It’s a common misconception that generating/managing help center content takes a lot of energy; I know I used to believe it. The reality is that this view is far from the truth. Excellent sources of help center content are all around you. Below you will find a breakdown of some very surprising sources of help center content.
It’s time that I tell the story of the first help center that I ever built.
This introspective tale is one full of mistakes and hard lessons (it’s also incredibly embarrassing). In sharing this moment, it is my hope that I will be able to prevent at least one person from making the same mistakes that I have.
Anybody can build a help center; it’s not that complicated. The difficulty lies in actually making your help center useful. Without careful planning and forethought, the only thing that you will end up with is a haphazardly strung together series of text. And, the only results this will provide you with is you and your users/team/customers wasting untold amounts of time.
Whether you’re designing a new help center, or updating an existing one, it’s important to have a solid grasp on common design patterns that are at your disposal. In this article, we will not only walk you through the three most common help center design patterns, but we will also explain what they mean for you.
How much does support cost you? How do you calculate the Return on Investment (ROI) for the money that you put into helping your customers? Is there even an actual ROI? These are not uncommon questions.
Published content on your site, or in your application, needs to be perfect, right? It needs to be revised, precise, and in line with guidelines. But is that really true?

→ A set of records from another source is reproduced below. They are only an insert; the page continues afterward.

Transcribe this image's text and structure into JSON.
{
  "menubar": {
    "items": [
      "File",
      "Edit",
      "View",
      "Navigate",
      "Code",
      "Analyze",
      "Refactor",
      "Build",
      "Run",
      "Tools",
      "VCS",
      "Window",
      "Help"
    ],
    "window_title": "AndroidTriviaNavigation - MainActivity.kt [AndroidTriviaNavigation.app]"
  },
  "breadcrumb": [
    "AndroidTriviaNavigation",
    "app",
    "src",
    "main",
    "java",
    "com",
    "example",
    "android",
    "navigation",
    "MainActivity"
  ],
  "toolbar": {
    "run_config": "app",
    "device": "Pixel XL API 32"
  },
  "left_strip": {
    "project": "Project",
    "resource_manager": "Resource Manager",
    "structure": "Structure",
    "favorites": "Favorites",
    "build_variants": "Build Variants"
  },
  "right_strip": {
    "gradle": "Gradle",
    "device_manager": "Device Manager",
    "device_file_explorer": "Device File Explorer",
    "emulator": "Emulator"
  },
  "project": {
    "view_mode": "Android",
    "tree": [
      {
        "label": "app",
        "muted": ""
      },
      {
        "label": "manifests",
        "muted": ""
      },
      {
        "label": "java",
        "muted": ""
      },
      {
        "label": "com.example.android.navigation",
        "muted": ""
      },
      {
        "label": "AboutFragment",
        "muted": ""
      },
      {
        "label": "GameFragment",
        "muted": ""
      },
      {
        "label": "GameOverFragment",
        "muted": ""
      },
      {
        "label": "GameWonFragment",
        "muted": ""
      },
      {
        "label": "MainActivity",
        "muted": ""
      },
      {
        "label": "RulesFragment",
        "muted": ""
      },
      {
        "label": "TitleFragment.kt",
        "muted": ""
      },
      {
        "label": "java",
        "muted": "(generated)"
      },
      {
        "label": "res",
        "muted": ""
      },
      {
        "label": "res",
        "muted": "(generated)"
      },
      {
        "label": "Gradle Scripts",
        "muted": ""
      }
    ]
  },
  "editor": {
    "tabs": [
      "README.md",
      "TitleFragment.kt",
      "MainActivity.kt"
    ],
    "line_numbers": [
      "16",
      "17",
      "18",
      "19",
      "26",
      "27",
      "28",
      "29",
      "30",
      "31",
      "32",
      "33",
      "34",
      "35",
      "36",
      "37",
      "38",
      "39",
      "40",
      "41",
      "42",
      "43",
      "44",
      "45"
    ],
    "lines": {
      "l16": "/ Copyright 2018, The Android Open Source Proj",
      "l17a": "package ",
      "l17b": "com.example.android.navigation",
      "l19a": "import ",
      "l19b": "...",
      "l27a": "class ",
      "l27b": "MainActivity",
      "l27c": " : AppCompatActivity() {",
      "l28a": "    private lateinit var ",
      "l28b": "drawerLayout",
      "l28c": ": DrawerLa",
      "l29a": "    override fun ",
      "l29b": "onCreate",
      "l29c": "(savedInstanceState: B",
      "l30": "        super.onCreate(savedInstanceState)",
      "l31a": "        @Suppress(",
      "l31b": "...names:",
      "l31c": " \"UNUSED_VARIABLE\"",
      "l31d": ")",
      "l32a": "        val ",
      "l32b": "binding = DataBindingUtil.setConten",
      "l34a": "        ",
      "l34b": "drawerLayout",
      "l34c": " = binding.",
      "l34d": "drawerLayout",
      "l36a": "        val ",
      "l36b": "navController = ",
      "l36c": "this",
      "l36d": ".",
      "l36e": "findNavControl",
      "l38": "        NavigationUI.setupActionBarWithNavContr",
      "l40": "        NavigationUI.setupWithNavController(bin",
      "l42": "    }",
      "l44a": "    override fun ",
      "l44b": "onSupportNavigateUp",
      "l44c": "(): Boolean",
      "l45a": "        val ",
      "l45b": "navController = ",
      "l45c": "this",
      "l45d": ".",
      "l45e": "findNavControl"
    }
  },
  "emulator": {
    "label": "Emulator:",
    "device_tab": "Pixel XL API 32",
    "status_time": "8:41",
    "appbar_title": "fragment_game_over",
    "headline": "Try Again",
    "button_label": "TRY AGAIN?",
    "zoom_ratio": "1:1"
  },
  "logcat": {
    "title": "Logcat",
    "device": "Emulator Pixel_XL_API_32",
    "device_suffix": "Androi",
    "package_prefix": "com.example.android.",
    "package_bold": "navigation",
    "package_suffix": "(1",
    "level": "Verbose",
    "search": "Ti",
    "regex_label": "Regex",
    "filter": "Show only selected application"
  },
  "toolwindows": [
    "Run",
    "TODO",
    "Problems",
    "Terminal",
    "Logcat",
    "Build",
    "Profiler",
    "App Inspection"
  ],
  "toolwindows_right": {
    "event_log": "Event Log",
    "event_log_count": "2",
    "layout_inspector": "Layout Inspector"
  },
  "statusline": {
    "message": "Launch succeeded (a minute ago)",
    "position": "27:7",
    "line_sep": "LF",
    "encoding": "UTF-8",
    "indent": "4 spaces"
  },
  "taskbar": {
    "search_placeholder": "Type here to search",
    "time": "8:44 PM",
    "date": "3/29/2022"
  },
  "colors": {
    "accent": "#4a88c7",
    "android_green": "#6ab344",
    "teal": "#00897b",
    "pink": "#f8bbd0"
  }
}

frequently always get asked about the approval process. And our answer might surprise you: sure, we can implement customized approval processes for customers in genuine need, but we’re honestly against it.